This project began as an exploration of the New York Subway and the people who use it every day. While spending time at trains and platforms looking for meaningful encounters, lost objects captured our attention. We locked our cameras on them from a distance and waited patiently to register interactions between these objects and the public, hoping they would reveal something about this busy underworld. How concepts like property, value and loss are experienced and negotiated in a transient space. Some objects remain invisible or are largely ignored whilst others, either by their look, smell, or association, drive people far away- either to be thrown in the garbage or kicked out of the subway car. Hunting for lost objects took us all over New York, and allowed us to hear many stories of recovery and loss.

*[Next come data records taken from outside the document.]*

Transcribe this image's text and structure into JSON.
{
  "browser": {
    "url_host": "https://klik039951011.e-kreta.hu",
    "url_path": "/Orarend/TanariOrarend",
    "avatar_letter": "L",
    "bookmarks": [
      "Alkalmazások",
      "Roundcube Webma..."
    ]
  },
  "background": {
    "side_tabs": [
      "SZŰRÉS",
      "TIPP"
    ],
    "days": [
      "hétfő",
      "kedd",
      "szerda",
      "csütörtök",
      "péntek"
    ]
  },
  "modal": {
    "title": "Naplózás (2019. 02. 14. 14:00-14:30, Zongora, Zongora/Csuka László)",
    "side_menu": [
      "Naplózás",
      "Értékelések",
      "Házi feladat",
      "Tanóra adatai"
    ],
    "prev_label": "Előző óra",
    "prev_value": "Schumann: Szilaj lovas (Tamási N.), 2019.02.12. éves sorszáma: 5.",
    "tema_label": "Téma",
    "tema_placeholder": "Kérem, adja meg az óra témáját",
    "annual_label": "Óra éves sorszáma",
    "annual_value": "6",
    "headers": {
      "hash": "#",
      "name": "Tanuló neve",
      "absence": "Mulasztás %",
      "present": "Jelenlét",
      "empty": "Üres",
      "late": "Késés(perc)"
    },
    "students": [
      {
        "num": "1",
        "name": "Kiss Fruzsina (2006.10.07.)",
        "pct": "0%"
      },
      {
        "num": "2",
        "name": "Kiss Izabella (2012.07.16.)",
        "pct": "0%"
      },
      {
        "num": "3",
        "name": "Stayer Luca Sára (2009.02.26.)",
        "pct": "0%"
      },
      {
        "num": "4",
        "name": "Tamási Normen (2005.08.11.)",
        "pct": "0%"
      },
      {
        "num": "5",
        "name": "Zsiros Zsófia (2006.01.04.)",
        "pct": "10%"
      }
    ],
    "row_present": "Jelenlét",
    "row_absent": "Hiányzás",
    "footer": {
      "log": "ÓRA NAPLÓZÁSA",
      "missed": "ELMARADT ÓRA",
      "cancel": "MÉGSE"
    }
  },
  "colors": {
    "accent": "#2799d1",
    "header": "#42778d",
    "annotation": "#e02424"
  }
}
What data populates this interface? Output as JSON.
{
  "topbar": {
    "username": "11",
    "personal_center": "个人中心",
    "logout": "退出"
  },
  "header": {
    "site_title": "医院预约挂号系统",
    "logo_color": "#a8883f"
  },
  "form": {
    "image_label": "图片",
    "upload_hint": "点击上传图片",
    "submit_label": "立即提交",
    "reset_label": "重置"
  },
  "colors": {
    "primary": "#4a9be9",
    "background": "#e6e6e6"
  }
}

Outside of the MTA’s Lost and Found office we met Sonny Dayton. As we got to know him, it became obvious that he is a natural storyteller and an expert on loss in deeply personal ways that go far beyond the subway tunnels. The audience is invited to consider how easily things and people can get lost, and how hard it is to be found when deemed worthless.
Vicente Cueto uses filmmaking, installation, and interactive teaching to explore the intersection between art, memory, and politics. In 2016, he relocated to New York City from his home country of Peru to complete his Masters degree at NYU in Art, Education, and Community Practice. He has worked with the Peruvian Forensic Anthropology Team documenting Human Rights Violations in Peru, and with the Urban Democracy Lab making short documentaries about housing activists and housing rights. His film “Drawing from Memory” screened at the 2017 Margaret Mead Film Festival.